The International Monetary Fund (IMF) is an international financial institution that promotes economic cooperation among the member countries for ensuring rapid economic development throughout the world. Discover more about the purpose of IMF in this Story.
The IMF or International Monetary Fund was established way back in 1944 with a vision to improve as well as stabilize world economy.
Keeping in mind the economic crisis that the world has experienced during the Great Depression and World War II, the representatives of 45 countries assembled in Bretton Woods, New Hampshire in the United States to create a new economic framework to avoid such crisis in future.
The new monetary system initiated at the conference became known as Bretton Wood system. International Monetary Fund, the brain child of this conference, came into being in July 1944, and started its operation in 1947 with the membership of 30 countries.
Though the Bretton Wood system collapsed, IMF is still instrumental in carrying out its financial operation, and is headquartered in Washington, D.C., USA. In tha paragraphs below, you will learn more about the purpose of IMF.
List of Objectives
The main purpose of the International Monetary Fund is to create an economic system that can instill stability and growth in the world economy by economic cooperation among the nations.
It aims at establishing exchange rate stability, and elimination of the shortage of international liquidity.
For ensuring exchange rate stability, it discourages the practice of competitive depreciation of exchange rates.
It also acts as an institution for ensuring international monetary cooperation.
Another important objective is 'expansion of global trade' which in turn will not only promote high level of employment and income, but would also be able to sustain it.
It also intends to promote international trade by removing foreign exchange restrictions.
It aims at maintaining balanced growth of the world economy.
It provides assistance to its member countries for correcting BOP or balance of payment disequilibrium.
It provides liberal assistance to the countries, especially to the less developed countries to overcome BOP difficulties.
It also provides technical assistance to the member countries for promoting their economic growth and stability.
It implements lending operations for helping the countries for overcoming economic crisis.
IMF derives its resources from the member countries. Its resources consist of gold and the money contributed by the member countries according to their respective quota.
A quota is assigned to a member country on the basis of its economic strength or national income, and its relative position in the international trade. Out of the total quota, a country can pay 75% in its own currency, while the remaining 25% has to be paid in the form of Special Drawing Rights (SDR) or international reserve assets.
The borrowing facility provided to the individual countries also depend on their respective quotas, which are revised every five years.
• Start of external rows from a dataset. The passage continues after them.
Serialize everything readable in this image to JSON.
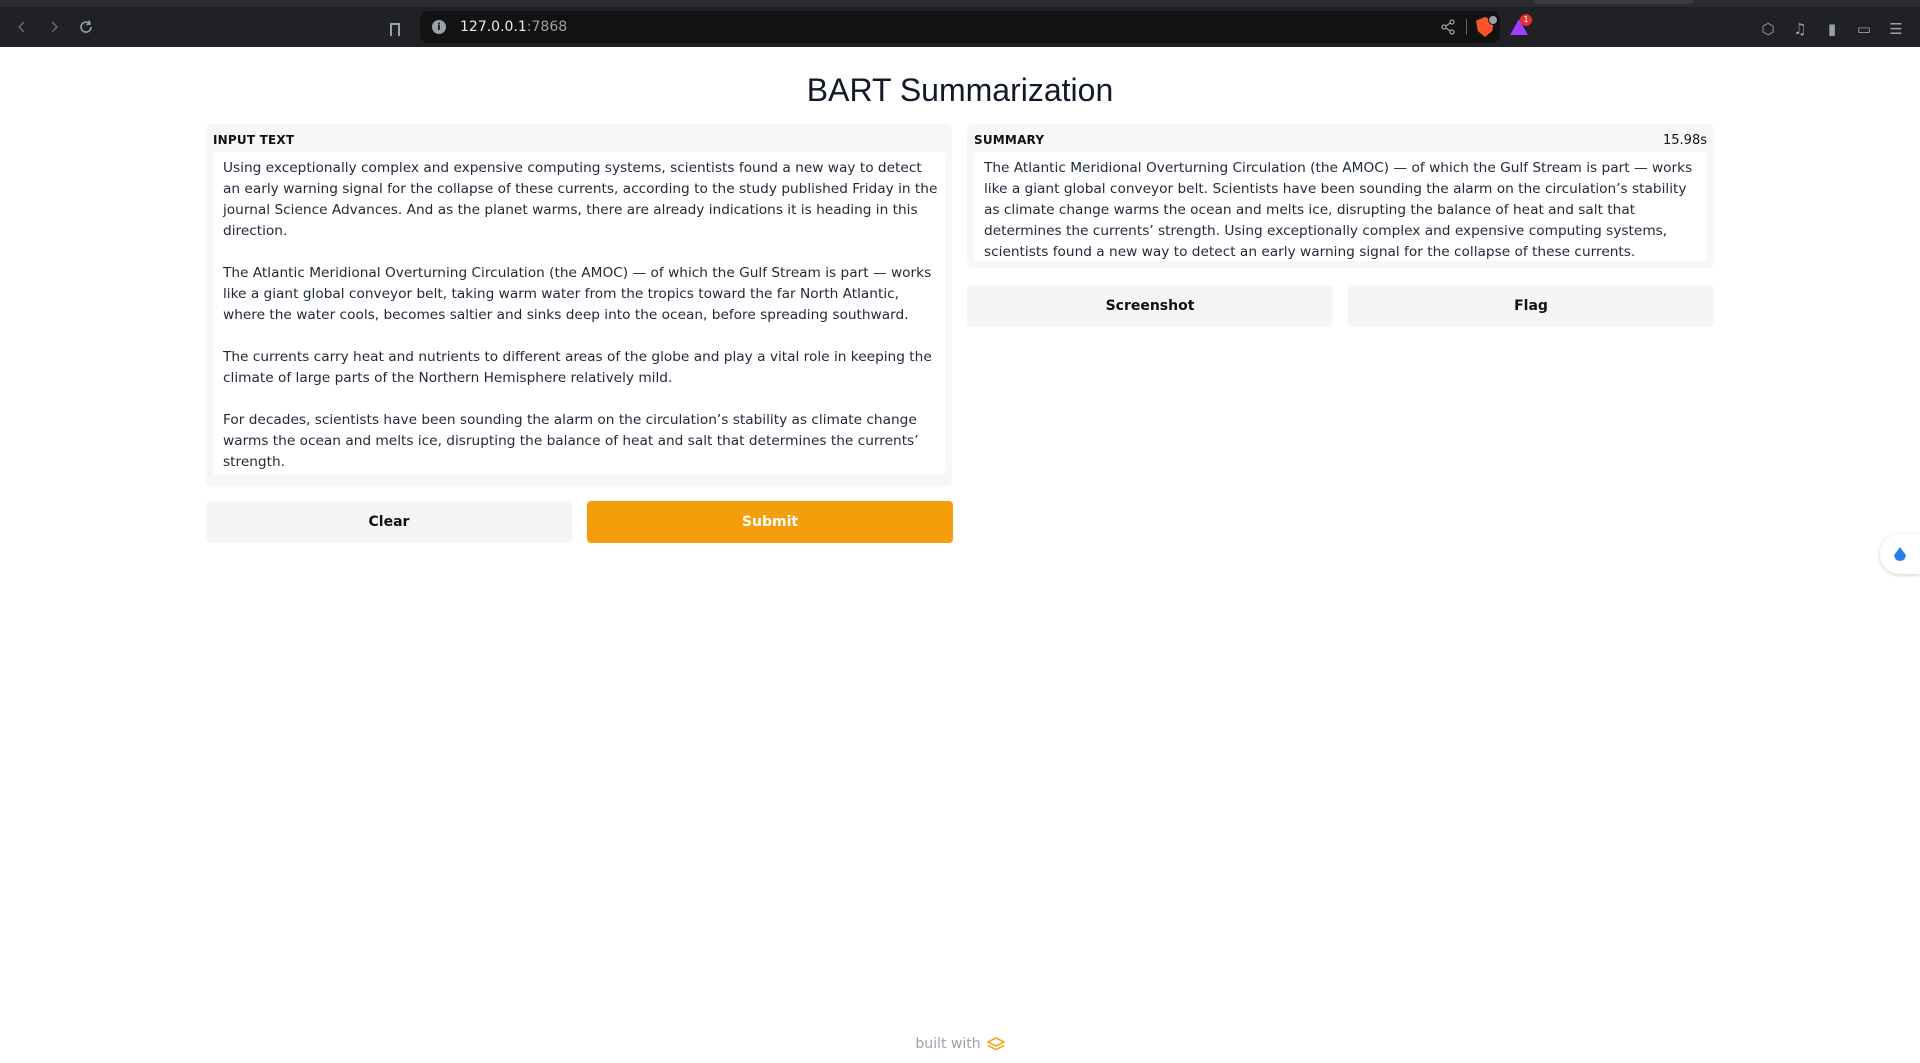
{
  "browser": {
    "url_host": "127.0.0.1",
    "url_port": ":7868",
    "rewards_badge": "1"
  },
  "app": {
    "title": "BART Summarization",
    "input": {
      "label": "Input Text",
      "paragraphs": [
        "Using exceptionally complex and expensive computing systems, scientists found a new way to detect an early warning signal for the collapse of these currents, according to the study published Friday in the journal Science Advances. And as the planet warms, there are already indications it is heading in this direction.",
        "The Atlantic Meridional Overturning Circulation (the AMOC) — of which the Gulf Stream is part — works like a giant global conveyor belt, taking warm water from the tropics toward the far North Atlantic, where the water cools, becomes saltier and sinks deep into the ocean, before spreading southward.",
        "The currents carry heat and nutrients to different areas of the globe and play a vital role in keeping the climate of large parts of the Northern Hemisphere relatively mild.",
        "For decades, scientists have been sounding the alarm on the circulation’s stability as climate change warms the ocean and melts ice, disrupting the balance of heat and salt that determines the currents’ strength."
      ]
    },
    "output": {
      "label": "Summary",
      "timer": "15.98s",
      "text": "The Atlantic Meridional Overturning Circulation (the AMOC) — of which the Gulf Stream is part — works like a giant global conveyor belt. Scientists have been sounding the alarm on the circulation’s stability as climate change warms the ocean and melts ice, disrupting the balance of heat and salt that determines the currents’ strength. Using exceptionally complex and expensive computing systems, scientists found a new way to detect an early warning signal for the collapse of these currents."
    },
    "buttons": {
      "clear": "Clear",
      "submit": "Submit",
      "screenshot": "Screenshot",
      "flag": "Flag"
    },
    "footer": {
      "built_with": "built with"
    }
  },
  "colors": {
    "primary": "#f59e0b",
    "panel_bg": "#f6f7f9",
    "chrome_bg": "#202124"
  }
}
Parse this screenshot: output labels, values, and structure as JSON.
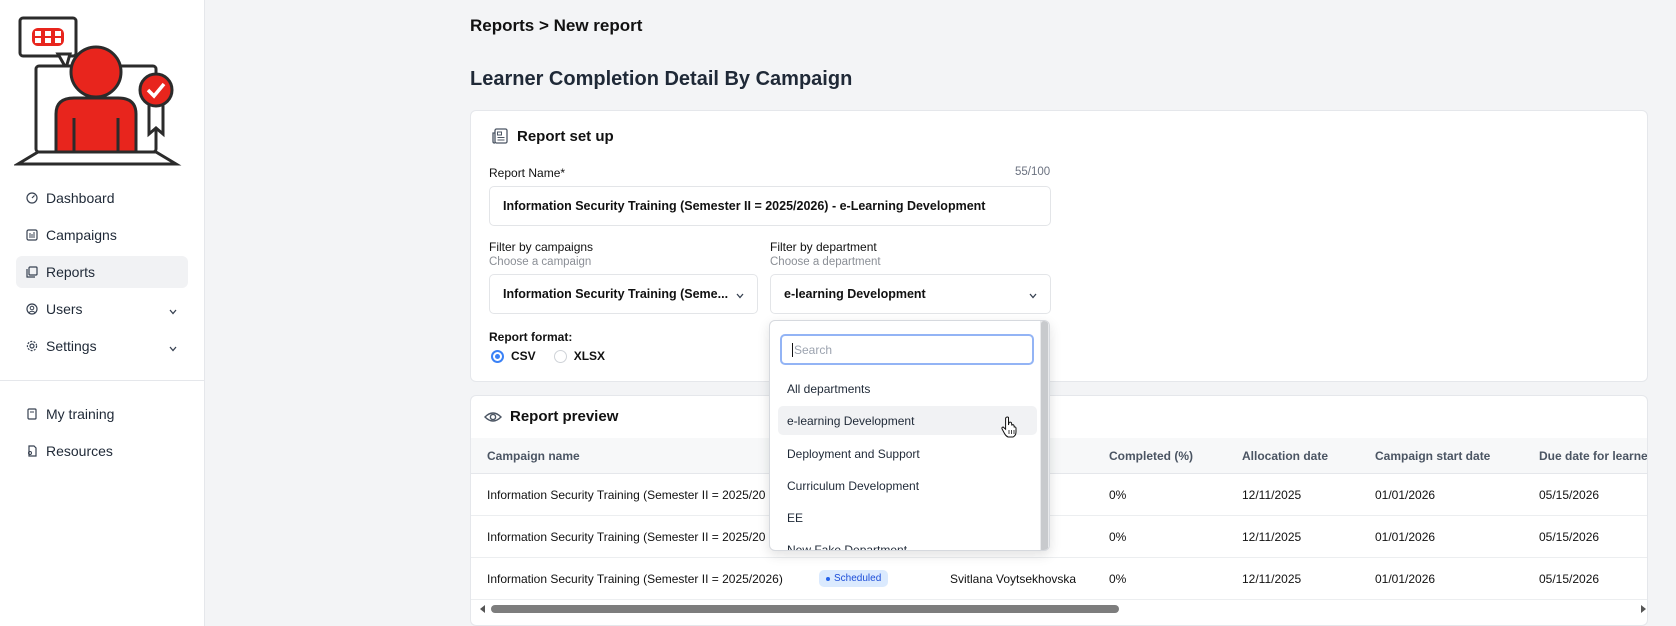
{
  "sidebar": {
    "items": [
      {
        "label": "Dashboard",
        "icon": "dashboard-icon"
      },
      {
        "label": "Campaigns",
        "icon": "campaigns-icon"
      },
      {
        "label": "Reports",
        "icon": "reports-icon",
        "active": true
      },
      {
        "label": "Users",
        "icon": "users-icon",
        "expandable": true
      },
      {
        "label": "Settings",
        "icon": "settings-icon",
        "expandable": true
      }
    ],
    "secondary": [
      {
        "label": "My training",
        "icon": "my-training-icon"
      },
      {
        "label": "Resources",
        "icon": "resources-icon"
      }
    ]
  },
  "breadcrumb": "Reports > New report",
  "page_title": "Learner Completion Detail By Campaign",
  "setup": {
    "heading": "Report set up",
    "report_name_label": "Report Name*",
    "report_name_counter": "55/100",
    "report_name_value": "Information Security Training (Semester II = 2025/2026) - e-Learning Development",
    "campaign_label": "Filter by campaigns",
    "campaign_sub": "Choose a campaign",
    "campaign_value": "Information Security Training (Seme...",
    "department_label": "Filter by department",
    "department_sub": "Choose a department",
    "department_value": "e-learning Development",
    "format_label": "Report format:",
    "format_options": [
      "CSV",
      "XLSX"
    ],
    "format_selected": "CSV"
  },
  "dropdown": {
    "search_placeholder": "Search",
    "options": [
      "All departments",
      "e-learning Development",
      "Deployment and Support",
      "Curriculum Development",
      "EE",
      "New Fake Department"
    ],
    "highlighted": "e-learning Development"
  },
  "preview": {
    "heading": "Report preview",
    "columns": [
      "Campaign name",
      "Completed (%)",
      "Allocation date",
      "Campaign start date",
      "Due date for learne"
    ],
    "rows": [
      {
        "campaign": "Information Security Training (Semester II = 2025/20",
        "status": "",
        "learner": "",
        "completed": "0%",
        "allocation": "12/11/2025",
        "start": "01/01/2026",
        "due": "05/15/2026"
      },
      {
        "campaign": "Information Security Training (Semester II = 2025/20",
        "status": "",
        "learner": "",
        "completed": "0%",
        "allocation": "12/11/2025",
        "start": "01/01/2026",
        "due": "05/15/2026"
      },
      {
        "campaign": "Information Security Training (Semester II = 2025/2026)",
        "status": "Scheduled",
        "learner": "Svitlana Voytsekhovska",
        "completed": "0%",
        "allocation": "12/11/2025",
        "start": "01/01/2026",
        "due": "05/15/2026"
      }
    ]
  },
  "colors": {
    "accent": "#3b82f6",
    "logo_red": "#e8251d",
    "badge_bg": "#dbeafe",
    "badge_text": "#1d4ed8"
  }
}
IMF is often criticized for providing financial assistance on the condition of structural adjustment, which involves change of economic policy of the particular country. It is believed that the structural adjustments can be a cause of hindering social stability.
Many experts also attribute the economic crisis witnessed by Argentina in 2001 to the budget restrictions prescribed by IMF, which caused a general resentment against IMF in South American countries. Some critics also point out that many members of IMF have gone through banking collapse, and reduction in Gross Domestic Product (GDP).
However, IMF has taken many reformatory measures since its inception to eliminate some of its inherent weaknesses. By acting as an international financial institution with a membership of 185 countries, it is playing an important role in the world economy.
It has also succeeded in ensuring economic growth and stability to an extent by providing financial aid, stabilizing exchange rate, and maintaining international liquidity.